Foreign investment falls as COVID-19 pandemic hits major investors
Posted by on 21 April 2020
Indonesia’s total investment realization slightly increased in the first quarter of this year, but the global economic woes caused by the COVID-19 pandemic will likely reverse the investment trend in the rest of the year.
The Investment Coordinating Board (BKPM) reported that the country’s investment grew by 1.2 percent to Rp 210.7 trillion (US$13.5 billion) in the first three months of the year from the figures recorded in the November to December period in 2019.
Although it suggested little impact from the coronavirus pandemic, the data might not tell the true story as foreign investment realization began to fall during the January to March period.
Indonesia’s foreign direct investment (FDI), which accounted for 46.5 percent of total investment, fell by 7 percent to Rp 98 trillion in the January to March period from the fourth quarter of 2019.
Singapore, which recently saw a worsening trend in its number of COVID-19 cases, was Indonesia’s top source of investment with US$2.7 million, contributing 40 percent to total FDI. It was followed by China, which was starting to reopen its economy, with US$1.3 million, contributing 18.9 percent to total FDI.
“The COVID-19 pandemic first affected investment in mid-March, when FDI started declining,” Bahlil said in an online briefing on Monday.
Bahlil said the projected investment in the next three months might be lower than Rp 150 trillion even if the pandemic faded in May. In the worse-case scenario, the projected investment this year could reach Rp 817 trillion, 7 percent below the target.
“If the COVID-19 pandemic drags on to June or July, I have to be honest that we would have to revise even the Rp 817 trillion investment projection,” Bahlil said in an online briefing on Monday. “But in the third and fourth quarters, investment is expected to offset our deficit in the next three months.”
The unfolding COVID-19 pandemic is obstructing the government’s plan to spur investment. Last year, the country managed to attract Rp 809 trillion of investment, slightly above the target.

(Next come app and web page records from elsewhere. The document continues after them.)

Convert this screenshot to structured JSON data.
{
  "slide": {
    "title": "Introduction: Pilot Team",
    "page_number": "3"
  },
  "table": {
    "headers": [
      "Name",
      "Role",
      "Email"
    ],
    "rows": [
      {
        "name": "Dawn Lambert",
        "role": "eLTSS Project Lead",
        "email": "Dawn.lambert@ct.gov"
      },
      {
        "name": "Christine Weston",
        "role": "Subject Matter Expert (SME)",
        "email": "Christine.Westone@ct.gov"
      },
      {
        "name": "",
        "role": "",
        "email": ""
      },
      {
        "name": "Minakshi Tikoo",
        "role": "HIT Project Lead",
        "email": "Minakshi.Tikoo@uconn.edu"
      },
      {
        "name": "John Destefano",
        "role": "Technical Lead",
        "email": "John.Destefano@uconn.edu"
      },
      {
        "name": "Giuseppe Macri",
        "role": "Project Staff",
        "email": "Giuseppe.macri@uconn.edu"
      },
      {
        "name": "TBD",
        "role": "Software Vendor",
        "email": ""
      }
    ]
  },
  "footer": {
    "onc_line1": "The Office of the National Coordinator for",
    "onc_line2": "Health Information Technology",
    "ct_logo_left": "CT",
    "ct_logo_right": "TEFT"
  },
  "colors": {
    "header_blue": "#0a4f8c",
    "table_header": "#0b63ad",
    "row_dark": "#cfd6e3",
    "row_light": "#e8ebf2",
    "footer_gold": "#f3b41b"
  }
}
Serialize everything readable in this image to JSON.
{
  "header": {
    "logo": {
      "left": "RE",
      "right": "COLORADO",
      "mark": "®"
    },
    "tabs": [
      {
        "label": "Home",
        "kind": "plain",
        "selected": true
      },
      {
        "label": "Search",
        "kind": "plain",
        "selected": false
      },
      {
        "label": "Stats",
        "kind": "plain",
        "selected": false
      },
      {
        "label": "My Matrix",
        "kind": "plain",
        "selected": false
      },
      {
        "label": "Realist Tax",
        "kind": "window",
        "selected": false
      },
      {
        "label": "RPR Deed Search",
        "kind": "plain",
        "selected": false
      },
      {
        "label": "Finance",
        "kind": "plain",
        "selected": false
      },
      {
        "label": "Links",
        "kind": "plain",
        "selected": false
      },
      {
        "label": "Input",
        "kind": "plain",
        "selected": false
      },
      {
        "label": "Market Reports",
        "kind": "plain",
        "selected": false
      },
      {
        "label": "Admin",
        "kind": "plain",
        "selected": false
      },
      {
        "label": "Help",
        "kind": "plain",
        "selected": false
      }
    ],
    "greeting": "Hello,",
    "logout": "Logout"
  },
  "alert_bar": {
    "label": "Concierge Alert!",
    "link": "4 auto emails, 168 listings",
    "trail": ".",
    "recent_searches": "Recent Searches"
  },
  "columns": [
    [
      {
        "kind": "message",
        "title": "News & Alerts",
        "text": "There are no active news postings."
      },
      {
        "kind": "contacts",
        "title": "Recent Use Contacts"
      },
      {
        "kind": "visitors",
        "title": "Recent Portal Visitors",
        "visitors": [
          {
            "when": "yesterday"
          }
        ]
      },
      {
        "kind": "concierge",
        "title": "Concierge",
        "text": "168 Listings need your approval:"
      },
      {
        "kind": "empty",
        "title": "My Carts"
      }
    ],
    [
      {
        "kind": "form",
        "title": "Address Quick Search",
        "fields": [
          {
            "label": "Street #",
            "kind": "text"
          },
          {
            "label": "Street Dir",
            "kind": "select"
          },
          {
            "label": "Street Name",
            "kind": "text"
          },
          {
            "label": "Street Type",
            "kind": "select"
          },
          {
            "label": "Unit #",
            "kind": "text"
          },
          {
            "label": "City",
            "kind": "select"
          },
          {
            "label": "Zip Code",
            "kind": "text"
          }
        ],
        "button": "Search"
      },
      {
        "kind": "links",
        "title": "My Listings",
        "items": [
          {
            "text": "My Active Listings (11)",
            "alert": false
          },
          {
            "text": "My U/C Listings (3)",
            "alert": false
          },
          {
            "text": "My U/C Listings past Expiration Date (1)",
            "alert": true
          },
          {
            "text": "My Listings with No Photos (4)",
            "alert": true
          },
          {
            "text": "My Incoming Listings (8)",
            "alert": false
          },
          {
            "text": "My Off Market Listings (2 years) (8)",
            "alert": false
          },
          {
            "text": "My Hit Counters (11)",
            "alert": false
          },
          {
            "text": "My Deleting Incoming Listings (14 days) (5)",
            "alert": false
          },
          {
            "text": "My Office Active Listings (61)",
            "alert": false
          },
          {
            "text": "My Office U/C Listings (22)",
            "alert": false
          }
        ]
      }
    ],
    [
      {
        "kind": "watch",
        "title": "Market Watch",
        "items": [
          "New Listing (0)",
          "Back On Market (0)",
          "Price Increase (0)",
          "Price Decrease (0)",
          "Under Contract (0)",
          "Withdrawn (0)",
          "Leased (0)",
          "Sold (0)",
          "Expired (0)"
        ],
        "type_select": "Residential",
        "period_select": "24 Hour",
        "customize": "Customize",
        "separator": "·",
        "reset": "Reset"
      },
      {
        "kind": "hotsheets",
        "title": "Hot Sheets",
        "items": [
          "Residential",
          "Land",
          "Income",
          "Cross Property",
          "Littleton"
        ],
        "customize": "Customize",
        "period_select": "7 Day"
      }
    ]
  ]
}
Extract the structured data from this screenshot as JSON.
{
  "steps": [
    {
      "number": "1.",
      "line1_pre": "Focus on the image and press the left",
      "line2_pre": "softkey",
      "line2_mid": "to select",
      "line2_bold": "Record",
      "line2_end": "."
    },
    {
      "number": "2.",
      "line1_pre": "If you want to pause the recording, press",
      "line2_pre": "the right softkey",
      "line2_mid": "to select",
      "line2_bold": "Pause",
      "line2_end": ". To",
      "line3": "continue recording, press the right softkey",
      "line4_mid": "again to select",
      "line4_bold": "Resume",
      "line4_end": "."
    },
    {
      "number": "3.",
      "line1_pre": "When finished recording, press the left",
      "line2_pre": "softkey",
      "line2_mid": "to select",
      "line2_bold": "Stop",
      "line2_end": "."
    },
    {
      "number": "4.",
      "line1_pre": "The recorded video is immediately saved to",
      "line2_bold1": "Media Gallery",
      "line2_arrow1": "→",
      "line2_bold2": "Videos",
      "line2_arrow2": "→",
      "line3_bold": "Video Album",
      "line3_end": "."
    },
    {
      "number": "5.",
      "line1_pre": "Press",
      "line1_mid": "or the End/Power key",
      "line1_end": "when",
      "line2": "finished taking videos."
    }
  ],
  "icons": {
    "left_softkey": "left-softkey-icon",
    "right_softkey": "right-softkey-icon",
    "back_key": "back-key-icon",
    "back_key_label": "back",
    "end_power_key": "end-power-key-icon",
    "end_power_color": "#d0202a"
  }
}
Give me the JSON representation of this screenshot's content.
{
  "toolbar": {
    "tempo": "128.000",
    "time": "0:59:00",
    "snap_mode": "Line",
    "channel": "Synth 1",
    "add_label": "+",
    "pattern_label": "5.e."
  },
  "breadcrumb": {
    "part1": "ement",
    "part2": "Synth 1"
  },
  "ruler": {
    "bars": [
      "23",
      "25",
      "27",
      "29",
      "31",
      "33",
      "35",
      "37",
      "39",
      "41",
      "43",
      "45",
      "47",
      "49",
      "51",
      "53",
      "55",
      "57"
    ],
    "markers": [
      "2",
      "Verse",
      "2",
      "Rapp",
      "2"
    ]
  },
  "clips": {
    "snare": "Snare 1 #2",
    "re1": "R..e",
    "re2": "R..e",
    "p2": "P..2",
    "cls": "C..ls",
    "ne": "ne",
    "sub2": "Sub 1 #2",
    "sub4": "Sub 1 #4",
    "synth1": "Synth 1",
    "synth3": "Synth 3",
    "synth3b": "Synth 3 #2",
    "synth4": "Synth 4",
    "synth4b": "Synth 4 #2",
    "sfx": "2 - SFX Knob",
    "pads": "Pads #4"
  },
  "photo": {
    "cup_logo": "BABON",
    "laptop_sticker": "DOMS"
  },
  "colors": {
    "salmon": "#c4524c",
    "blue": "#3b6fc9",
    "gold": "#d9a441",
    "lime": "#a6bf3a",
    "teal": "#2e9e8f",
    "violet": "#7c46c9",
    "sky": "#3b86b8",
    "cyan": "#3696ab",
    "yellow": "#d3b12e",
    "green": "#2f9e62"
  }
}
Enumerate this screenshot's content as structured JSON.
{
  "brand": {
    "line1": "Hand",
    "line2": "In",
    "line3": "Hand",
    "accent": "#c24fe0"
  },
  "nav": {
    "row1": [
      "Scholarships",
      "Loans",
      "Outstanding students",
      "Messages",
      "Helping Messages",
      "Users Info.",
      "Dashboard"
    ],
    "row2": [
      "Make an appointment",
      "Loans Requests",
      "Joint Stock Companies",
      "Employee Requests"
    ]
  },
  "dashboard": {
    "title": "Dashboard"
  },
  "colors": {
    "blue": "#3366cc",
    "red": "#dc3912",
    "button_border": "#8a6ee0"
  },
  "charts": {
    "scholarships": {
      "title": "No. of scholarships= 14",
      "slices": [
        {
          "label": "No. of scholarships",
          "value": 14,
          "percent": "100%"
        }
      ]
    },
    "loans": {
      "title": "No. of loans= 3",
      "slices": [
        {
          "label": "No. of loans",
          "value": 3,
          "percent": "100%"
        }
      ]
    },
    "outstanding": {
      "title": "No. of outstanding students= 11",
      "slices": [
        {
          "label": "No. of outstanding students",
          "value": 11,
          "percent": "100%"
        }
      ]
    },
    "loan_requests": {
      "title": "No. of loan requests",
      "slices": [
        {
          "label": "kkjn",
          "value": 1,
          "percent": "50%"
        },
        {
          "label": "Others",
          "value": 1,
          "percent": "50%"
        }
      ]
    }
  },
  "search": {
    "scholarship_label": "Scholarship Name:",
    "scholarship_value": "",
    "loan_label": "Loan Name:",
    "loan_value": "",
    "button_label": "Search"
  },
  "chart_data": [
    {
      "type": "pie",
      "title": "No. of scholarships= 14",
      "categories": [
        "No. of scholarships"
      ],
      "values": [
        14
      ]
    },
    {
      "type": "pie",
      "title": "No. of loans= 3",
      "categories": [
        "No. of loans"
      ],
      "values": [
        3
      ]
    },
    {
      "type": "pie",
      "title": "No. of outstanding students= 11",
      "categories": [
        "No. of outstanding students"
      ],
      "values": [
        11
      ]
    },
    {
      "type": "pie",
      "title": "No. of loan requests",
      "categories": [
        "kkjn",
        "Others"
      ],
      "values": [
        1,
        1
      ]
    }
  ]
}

On the upside, the agency has yet to report any pullouts from investors. Instead, some investors are only delaying their projects, such as the Jakarta-Bandung high-speed railway project, a joint venture between Indonesian and Chinese railway companies.
Contrary to the trend in FDI, domestic investment, which made up about 53 percent of total investment in the first quarter, rose by 9.5 percent quarter-on-quarter to Rp 112.7 trillion during the January to March period.
Total investment, mostly channeled to projects in the transportation, warehouse, telecommunications, metal and energy sectors, created 303,085 jobs between January and March. It marked an 8 percent decline from the number of jobs created in the last three months of 2019.
Institute for Development of Economics and Finance (Indef) researcher Andry Satrio said the agency’s data “had yet to reveal the impact of the COVID-19 pandemic on investment”. According to him, the significant impact would be seen in the second quarter of this year.
“I think the growth of FDI and domestic investment will likely fall in the next quarter,” Andry told The Jakarta Post via text message on Monday. “We are relying on domestic investment right now, but the BKPM should prevent an FDI outflow from Indonesia.”
Most foreign and domestic funds were invested in projects in East Java, followed by West Java, Jakarta, Central Java and Riau. With the national epicenter of the outbreak located in the first three provinces, investment was expected to hit hard as a result of the emergency measures to contain the virus.
Perbanas Institute economist Piter Abdullah said investment was channeled mostly to Java-based projects because of inadequate infrastructure outside the island. The government was still developing toll roads across the country to support logistics.
“With better infrastructure outside Java island, the pattern of investment in the country will shift and create a balance between investment on and outside the island,” Piter told the Post on Monday. “It is not easy to shift the center of economic growth outside Java Island.”